It just doesn’t make sense to me. Better than I deserve. What does that mean, anyway? Well, taken in the context he says it in, I’m guessing it’s a religious sentiment meaning that we all fall short of the glory of god and should be thankful that this glorious god sees fit to grant us existence in his wonderful world and bless us all with things like food and shelter and life insurance. But wait… is that really how some people think? Do they really attribute any effort they put in to bettering their lives as some sort of divine interference that never would have happened if this benevolent deity had decided not to take pity on their poor, wretched souls? Is it really the consequence of some random blessing instead of hard work and sacrifice?
I’m not a big believer in karma or divine intervention. What goes around doesn’t always come around. Sometimes you’re lucky, and sometimes you’re not. But I do believe that if you work hard for something and really strive to do the best you can, then you’ll be rewarded for your efforts. I see so many lazy indigents these days who blame some invisible god for all their suffering or piously celebrate each little unearned victory in their life and attribute it to some god or another blessing them. I see people who have strove for excellence in their lives, people who have poured their blood, sweat, and tears into a life of achievements… yet the credit all goes to some non-existent eye in the sky. Why? Why is it so scary to think that we as humans can EARN and DESERVE a good life?
Why is it shameful to think of yourself as a good person deserving of the love, admiration, and praise of other people?
There’s too much hate, fear, and shame in this world. People hate themselves. People hate each other. People hate anything different. They fear the unknown and the wonderful. People who ascribe to this “better than I deserve” mindset don’t value themselves as highly as they should. If you respect yourself, if you have not fallen prey to greed, hate, laziness, disrespect for other people, and any other indicators of a poor morality, then why not walk with your chin held high? Be proud of all the things that you and you alone have accomplished. Respect yourself enough to give credit where credit is due: you.
In my opinion, the only time it’s okay to use the “better than I deserve” line is if you truly don’t deserve good. If you are an abuser of help via your community, your friends, your family, your government, or your church… you don’t deserve good. When good happens to you, you are undeserving. If you harbor hate in your heart for people who have done you no harm but are of a different race, creed, religion, gender, culture, or sexuality… then you don’t deserve good. If you are in a hole that you dug yourself and you blame everyone but yourself while you wallow in your self-made misery instead of doing something about it… you don’t deserve good.

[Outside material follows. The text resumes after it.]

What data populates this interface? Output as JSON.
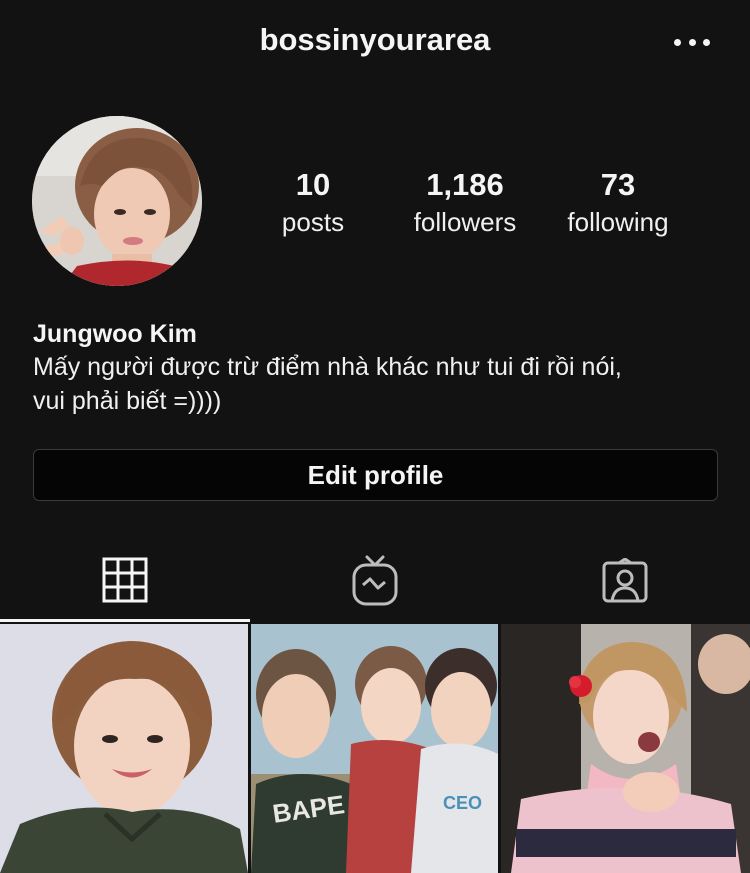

I know he’ll probably never read this, but Dave Ramsey DOES deserve good things. He’s helped not only himself and his family, but thousands upon thousands of other people. Dave, and anyone else who has worked hard to achieve good things in their life, you deserve better. You’ve earned better.
When people ask me how I am, I smile and tell them, “Fantastic!” because I am confident that I am responsible for my own happiness and my own self-worth. Right now, I’m pretty happy and feeling very worthy. So, how are you?